For the most part, Swift’s rollout for “Tortured Poets” has been quieter than past album releases – if announcing your new album at the Grammys can ever be considered quiet. But the superstar has not released a single or a music video, as is tradition when promoting an album. Sometimes, one could argue, doing less says everything.

The beauty of being Swift is that you don’t really need to follow any rulebook. With so much momentum behind her, she is one of the few artists who can get away with a pared down album launch and still yield impressive results.

“I think she’s going to break the internet,” Poleman said.

Christopher Polk/Billboard/Getty Images
Taylor Swift at the 2024 Grammy Awards in Los Angeles.

Turning point

While “Midnights” and “1989 (Taylor’s Version)” were some of Swift’s most commercially successful work, it was her 2020 album “Folklore” that was a turning point in her career that set the stage for the moment she finds herself in now.

It was an evolutionary time for Swift, perhaps best showcased by what she wrote on her Instagram page when she announced the pandemic-era album.

“Before this year I probably would’ve overthought when to release this music at the ‘perfect’ time, but the times we’re living in keep reminding me that nothing is guaranteed,” she wrote at the time. “My gut is telling me that if you make something you love, you should just put it out into the world.”

Trusting her gut paid off.

The boost in Swift’s profile following “Folklore” was a welcome one after her 2019 “Lover” album only spent one week at No. 1 on the Billboard 200 albums chart. Sure, one week at No. 1 for any artist is a feat, but it’s a short period of time compared to most of Swift’s previous studio albums that spent at least four weeks or more in the top spot.

“Folklore,” on the other hand, spent 11 weeks at No. 1 on the Billboard 200 albums chart, and won her a third album of the year Grammy at the time. It is still widely considered one of her greatest works.

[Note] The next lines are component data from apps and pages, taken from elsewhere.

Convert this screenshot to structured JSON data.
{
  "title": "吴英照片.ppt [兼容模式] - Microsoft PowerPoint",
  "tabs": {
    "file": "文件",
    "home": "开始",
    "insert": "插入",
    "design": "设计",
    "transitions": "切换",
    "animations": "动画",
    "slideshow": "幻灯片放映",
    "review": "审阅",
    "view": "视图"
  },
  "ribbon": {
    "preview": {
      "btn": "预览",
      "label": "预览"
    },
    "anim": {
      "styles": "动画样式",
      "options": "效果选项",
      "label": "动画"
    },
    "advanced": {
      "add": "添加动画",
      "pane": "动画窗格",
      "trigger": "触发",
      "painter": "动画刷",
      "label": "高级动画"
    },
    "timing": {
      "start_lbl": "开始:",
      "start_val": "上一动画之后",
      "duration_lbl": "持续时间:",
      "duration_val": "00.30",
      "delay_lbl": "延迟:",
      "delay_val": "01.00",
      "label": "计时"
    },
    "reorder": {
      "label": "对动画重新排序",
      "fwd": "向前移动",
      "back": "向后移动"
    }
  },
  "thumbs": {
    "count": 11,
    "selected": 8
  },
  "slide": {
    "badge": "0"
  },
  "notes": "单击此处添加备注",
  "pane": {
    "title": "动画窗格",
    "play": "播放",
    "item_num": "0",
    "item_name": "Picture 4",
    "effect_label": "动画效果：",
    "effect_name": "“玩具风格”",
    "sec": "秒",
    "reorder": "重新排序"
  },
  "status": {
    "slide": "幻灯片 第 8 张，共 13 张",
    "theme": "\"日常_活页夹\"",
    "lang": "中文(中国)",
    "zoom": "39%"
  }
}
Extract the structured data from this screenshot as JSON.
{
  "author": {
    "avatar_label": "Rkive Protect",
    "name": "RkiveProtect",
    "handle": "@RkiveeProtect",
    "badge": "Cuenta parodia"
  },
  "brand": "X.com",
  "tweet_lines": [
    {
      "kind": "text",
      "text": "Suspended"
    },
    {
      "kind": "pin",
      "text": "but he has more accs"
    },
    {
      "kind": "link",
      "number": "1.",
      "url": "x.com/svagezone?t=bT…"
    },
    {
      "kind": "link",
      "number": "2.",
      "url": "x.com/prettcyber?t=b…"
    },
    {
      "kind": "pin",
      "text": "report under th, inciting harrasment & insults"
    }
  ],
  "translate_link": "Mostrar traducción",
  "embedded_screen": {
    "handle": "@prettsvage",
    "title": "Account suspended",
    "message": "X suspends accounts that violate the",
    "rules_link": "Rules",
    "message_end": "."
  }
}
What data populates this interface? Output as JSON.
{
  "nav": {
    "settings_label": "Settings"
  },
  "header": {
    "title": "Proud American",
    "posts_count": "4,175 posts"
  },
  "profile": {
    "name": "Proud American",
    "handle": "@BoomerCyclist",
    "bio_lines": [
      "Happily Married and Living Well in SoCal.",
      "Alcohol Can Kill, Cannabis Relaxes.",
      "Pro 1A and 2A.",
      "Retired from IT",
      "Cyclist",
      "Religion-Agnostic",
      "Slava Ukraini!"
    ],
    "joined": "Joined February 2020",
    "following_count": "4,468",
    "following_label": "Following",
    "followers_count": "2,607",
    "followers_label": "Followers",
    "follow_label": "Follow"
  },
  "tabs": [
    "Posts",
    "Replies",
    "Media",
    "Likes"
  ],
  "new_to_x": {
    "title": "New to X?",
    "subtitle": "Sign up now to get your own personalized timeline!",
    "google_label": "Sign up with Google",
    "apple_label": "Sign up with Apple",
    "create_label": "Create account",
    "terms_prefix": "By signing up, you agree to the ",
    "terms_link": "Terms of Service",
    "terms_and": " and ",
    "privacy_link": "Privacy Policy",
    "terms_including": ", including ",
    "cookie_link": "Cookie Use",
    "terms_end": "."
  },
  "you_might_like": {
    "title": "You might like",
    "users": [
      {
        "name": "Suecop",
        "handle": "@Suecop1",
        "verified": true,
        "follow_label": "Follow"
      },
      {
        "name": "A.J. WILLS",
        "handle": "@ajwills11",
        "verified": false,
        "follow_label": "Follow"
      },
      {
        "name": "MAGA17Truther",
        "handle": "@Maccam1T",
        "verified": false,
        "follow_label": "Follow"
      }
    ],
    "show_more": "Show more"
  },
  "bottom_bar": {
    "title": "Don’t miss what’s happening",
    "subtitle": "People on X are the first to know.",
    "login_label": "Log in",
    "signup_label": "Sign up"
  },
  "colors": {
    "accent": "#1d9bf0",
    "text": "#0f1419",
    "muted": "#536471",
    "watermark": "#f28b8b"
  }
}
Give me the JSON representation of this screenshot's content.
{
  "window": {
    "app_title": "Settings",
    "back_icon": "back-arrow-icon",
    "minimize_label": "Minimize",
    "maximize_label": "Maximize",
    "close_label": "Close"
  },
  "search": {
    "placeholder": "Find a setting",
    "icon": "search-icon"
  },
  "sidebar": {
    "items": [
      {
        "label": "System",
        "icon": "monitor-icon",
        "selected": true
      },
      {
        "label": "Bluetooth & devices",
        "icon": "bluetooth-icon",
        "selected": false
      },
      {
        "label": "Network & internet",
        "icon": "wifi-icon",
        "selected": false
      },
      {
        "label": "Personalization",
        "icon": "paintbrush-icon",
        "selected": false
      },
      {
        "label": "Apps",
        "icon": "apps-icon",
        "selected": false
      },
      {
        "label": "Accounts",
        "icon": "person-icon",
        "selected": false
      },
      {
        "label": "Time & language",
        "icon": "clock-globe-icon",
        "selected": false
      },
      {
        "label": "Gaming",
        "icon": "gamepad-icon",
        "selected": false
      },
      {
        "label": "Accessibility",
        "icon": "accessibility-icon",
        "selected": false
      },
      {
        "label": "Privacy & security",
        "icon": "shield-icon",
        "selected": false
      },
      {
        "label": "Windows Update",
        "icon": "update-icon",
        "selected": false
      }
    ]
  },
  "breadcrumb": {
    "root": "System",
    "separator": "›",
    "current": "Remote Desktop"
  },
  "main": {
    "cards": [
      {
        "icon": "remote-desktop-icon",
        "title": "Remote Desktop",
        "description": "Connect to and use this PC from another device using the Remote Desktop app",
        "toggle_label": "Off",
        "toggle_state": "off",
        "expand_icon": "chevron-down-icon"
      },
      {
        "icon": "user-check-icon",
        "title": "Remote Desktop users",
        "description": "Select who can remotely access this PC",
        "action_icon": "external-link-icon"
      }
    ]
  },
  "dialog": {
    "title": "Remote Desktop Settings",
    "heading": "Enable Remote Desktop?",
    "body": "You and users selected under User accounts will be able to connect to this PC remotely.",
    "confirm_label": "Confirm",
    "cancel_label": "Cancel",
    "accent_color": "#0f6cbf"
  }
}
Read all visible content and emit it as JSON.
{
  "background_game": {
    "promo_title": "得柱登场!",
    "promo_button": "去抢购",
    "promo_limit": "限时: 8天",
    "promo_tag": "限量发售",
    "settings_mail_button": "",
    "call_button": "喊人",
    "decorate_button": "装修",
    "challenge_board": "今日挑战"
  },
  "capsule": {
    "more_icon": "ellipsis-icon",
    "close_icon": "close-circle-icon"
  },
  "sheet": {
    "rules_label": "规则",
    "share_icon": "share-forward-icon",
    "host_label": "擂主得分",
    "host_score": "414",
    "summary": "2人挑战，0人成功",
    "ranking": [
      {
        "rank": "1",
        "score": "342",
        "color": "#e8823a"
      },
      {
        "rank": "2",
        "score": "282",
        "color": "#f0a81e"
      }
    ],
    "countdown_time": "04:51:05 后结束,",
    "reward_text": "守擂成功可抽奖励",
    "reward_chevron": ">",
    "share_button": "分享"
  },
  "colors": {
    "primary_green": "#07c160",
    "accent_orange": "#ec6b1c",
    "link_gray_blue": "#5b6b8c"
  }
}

To fans and insiders alike, “Folklore” also kicked off Swift’s playing-by-her-own-rules era. In 2019, she committed to re-recording her first six studio albums after Scooter Braun acquired the rights to her master recordings from her former label. The one-two punch of the Braun acquisition and the pandemic changed how Swift released her new albums thereafter, starting with “Folklore.”

“I think all those things collided to potentially help inform how her career took on a whole new level of success in a way that I don’t think people would have ever possibly anticipated,” Caulfield said.

After “Folklore,” she released a steady stream of both new music and her re-recorded albums. In nearly three years she released five albums, all of which notably claimed the No. 1 spot on the Billboard 200 albums chart at the time of their release.

“Since then, it’s been unprecedented. It’s been this rocket ship for her,” said the record executive.

Swift’s profile then rose to yet another level when she announced the “Eras Tour,” her first tour since 2018 and her first opportunity to take the four studio albums she had released since then – none of which got their own individual tours – on the road.

The fervor for scoring tickets to the tour caused Ticketmaster to crash at the time, which then spawned a congressional hearing where lawmakers put its parent company Live Nation in the hot seat about its inability to process orders.

Those who did manage to get tickets, however, experienced a celebration of Swift’s greatest hits from her nearly 18-year career that bridged generations.

“The totality of those factors combined has put her into this space that no other artist has really been in,” the record executive said. “She’s kind of in this place where no other artist has had the capability to touch this many generations and it kind of stems from ‘Folklore.’”

When it comes down to it, though, Swift has said time and again that making music is simply just something she loves to do.

“I feel this happy when I finish a song or when I crack the code to a bridge that I love,” Swift said in February while accepting the Grammy for album of the year (her fourth). “For me, the award is the work.”

Says the Grammy-winner who does record-breaking all too well.